Sort through the listing below and keep each line with the word "content". Copy those.

**********

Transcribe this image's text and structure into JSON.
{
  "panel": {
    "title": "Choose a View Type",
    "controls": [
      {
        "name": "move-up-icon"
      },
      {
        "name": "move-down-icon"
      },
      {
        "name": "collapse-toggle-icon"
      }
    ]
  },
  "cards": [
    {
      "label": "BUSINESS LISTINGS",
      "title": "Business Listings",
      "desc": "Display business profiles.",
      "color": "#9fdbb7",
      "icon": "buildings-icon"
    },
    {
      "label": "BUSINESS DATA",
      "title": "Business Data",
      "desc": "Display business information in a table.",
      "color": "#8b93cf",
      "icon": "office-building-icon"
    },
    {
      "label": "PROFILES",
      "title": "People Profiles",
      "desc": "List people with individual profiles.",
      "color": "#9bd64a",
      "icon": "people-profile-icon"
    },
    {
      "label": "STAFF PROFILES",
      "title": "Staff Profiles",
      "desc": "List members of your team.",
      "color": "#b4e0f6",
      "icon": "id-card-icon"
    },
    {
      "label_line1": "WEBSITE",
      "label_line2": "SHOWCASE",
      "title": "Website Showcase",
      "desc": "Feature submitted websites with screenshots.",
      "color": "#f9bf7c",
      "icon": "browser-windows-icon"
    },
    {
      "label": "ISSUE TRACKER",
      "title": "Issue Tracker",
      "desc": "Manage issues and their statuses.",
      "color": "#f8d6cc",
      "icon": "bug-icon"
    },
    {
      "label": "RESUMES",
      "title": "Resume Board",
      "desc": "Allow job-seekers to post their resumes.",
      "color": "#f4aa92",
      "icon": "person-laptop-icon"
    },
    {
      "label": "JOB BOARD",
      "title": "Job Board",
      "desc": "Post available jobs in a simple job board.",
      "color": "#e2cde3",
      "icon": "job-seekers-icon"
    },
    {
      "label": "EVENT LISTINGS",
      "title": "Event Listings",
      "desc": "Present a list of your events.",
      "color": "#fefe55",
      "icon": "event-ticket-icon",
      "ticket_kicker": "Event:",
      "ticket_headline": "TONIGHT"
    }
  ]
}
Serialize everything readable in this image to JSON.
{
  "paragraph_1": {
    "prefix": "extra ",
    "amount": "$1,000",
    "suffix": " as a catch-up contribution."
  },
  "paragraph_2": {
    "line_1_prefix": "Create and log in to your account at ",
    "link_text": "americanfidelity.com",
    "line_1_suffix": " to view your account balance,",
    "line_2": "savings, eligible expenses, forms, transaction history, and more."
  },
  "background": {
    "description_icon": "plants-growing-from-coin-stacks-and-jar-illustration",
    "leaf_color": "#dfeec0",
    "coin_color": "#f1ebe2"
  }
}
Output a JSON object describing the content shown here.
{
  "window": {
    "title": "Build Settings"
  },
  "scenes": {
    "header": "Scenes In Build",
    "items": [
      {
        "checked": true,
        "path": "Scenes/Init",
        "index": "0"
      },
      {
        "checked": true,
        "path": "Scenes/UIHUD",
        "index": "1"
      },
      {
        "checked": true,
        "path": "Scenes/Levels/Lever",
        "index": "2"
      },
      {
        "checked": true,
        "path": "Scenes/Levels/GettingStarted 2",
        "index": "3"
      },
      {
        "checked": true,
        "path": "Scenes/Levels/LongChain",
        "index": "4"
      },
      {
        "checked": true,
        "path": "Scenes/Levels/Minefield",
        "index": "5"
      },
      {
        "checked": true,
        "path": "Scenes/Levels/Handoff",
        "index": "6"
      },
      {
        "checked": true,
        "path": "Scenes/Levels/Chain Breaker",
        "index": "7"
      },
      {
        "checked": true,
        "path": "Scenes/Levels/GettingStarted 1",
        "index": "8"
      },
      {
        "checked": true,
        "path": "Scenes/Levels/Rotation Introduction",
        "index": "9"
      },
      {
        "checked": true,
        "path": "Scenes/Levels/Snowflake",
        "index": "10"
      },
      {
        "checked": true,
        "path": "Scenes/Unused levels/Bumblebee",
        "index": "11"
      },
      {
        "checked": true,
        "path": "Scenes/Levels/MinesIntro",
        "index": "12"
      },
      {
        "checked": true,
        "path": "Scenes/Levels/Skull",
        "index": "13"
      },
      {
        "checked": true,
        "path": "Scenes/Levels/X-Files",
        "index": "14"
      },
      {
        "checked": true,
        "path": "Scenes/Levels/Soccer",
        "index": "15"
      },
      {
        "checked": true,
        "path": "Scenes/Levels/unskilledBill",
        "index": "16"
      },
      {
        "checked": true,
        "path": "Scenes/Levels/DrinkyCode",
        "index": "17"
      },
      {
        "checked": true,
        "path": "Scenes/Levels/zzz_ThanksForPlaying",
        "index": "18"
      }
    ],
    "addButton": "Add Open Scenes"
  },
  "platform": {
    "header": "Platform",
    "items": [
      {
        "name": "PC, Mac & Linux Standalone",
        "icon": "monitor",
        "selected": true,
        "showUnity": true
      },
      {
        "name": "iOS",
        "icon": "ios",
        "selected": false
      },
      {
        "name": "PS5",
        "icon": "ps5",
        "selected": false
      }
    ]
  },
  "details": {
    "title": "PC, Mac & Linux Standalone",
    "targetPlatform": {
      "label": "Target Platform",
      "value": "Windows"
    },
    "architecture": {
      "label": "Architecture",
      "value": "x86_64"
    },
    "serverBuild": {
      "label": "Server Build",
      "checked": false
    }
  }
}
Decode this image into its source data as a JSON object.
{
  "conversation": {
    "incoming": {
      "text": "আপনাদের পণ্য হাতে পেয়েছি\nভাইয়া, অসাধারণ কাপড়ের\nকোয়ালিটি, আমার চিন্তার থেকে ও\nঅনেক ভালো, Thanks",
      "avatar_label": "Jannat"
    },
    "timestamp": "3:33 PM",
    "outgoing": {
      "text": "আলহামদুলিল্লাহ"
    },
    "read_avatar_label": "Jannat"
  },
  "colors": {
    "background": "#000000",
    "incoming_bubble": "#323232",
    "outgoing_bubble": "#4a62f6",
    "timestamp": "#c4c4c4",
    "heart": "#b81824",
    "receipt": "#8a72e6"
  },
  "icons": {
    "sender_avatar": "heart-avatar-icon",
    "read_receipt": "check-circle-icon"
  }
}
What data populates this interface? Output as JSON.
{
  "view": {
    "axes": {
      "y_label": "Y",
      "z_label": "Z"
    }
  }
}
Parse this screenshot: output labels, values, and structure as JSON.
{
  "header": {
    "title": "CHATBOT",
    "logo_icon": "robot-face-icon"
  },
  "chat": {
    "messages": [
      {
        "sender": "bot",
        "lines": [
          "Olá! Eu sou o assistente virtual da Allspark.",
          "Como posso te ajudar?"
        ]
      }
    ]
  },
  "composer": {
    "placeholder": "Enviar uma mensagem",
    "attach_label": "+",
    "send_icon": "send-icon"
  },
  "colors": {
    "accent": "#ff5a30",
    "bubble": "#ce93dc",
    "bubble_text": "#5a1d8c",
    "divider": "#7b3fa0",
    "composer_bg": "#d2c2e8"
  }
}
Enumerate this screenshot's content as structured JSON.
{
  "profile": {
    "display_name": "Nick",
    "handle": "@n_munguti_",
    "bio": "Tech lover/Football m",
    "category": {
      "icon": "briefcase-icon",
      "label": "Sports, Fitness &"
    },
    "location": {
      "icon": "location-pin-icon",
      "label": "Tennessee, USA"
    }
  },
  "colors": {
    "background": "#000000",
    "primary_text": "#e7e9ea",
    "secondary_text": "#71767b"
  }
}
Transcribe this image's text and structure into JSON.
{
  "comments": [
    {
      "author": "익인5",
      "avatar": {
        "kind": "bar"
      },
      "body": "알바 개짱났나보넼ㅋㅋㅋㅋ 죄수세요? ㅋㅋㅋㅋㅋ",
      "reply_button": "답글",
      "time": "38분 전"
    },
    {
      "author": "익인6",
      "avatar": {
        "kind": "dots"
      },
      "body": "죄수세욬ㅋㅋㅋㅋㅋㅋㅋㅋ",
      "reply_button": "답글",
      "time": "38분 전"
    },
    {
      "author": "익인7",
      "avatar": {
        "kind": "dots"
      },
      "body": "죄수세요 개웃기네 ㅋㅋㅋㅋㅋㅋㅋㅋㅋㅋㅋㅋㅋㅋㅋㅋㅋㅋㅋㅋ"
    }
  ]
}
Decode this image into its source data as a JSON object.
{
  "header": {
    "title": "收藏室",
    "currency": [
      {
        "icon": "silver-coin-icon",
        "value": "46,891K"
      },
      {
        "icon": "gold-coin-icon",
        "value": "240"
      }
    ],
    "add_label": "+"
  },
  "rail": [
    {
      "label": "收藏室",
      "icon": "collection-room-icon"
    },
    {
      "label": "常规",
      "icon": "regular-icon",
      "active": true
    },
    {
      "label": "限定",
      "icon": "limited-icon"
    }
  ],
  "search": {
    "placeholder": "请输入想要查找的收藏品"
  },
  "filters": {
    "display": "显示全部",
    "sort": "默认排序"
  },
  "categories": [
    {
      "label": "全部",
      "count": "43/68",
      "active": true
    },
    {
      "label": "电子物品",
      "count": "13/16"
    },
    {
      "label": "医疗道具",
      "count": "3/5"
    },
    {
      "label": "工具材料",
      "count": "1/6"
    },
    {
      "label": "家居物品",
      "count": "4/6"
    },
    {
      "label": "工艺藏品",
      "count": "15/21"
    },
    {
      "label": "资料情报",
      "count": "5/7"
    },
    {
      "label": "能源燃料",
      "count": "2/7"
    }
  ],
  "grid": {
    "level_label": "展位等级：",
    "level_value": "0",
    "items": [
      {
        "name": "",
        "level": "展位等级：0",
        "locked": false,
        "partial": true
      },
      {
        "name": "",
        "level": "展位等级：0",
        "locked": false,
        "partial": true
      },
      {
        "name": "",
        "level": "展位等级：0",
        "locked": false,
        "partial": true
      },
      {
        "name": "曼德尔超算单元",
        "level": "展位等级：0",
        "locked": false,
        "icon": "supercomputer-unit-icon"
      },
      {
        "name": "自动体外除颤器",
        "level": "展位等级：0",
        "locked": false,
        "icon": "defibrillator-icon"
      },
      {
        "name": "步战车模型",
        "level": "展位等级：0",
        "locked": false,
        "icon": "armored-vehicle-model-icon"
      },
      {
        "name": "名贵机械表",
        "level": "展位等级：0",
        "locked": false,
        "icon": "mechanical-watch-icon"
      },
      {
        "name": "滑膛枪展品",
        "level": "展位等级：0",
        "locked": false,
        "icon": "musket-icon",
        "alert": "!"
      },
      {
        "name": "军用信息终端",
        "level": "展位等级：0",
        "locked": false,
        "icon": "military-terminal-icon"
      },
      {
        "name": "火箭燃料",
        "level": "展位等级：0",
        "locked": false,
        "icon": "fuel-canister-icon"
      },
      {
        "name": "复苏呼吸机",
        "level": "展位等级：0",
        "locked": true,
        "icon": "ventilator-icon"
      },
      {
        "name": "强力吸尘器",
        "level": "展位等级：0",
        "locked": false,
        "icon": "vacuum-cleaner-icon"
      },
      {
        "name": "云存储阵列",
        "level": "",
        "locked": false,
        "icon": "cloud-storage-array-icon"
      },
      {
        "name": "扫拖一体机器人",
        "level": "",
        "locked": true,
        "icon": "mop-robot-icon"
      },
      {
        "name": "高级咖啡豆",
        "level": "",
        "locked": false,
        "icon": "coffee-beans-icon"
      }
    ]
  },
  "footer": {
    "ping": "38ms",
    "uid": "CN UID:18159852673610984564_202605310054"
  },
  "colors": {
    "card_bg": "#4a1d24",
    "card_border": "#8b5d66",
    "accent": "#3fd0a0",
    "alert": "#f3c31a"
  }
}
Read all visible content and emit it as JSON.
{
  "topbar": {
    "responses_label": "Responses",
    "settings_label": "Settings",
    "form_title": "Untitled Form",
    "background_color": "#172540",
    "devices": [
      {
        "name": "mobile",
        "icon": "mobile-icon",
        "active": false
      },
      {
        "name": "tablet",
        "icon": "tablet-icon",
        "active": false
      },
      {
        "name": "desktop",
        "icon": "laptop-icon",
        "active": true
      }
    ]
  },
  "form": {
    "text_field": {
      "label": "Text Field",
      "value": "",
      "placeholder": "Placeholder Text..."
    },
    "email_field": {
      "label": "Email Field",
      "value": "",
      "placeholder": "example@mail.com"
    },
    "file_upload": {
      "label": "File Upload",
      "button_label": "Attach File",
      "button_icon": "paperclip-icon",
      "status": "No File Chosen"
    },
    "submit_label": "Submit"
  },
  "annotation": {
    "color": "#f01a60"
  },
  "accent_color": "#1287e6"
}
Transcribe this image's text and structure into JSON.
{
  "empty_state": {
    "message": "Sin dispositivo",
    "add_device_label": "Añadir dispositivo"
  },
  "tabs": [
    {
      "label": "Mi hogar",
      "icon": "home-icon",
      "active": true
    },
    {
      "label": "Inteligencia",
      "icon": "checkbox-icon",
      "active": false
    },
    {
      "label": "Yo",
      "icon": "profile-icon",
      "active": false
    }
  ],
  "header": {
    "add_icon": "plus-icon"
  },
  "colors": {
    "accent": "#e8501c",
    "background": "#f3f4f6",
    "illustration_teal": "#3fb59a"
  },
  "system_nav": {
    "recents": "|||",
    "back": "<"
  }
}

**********

▶ _Response to the task_:
Output a JSON object describing the content shown here.
Enumerate this screenshot's content as structured JSON.
Read all visible content and emit it as JSON.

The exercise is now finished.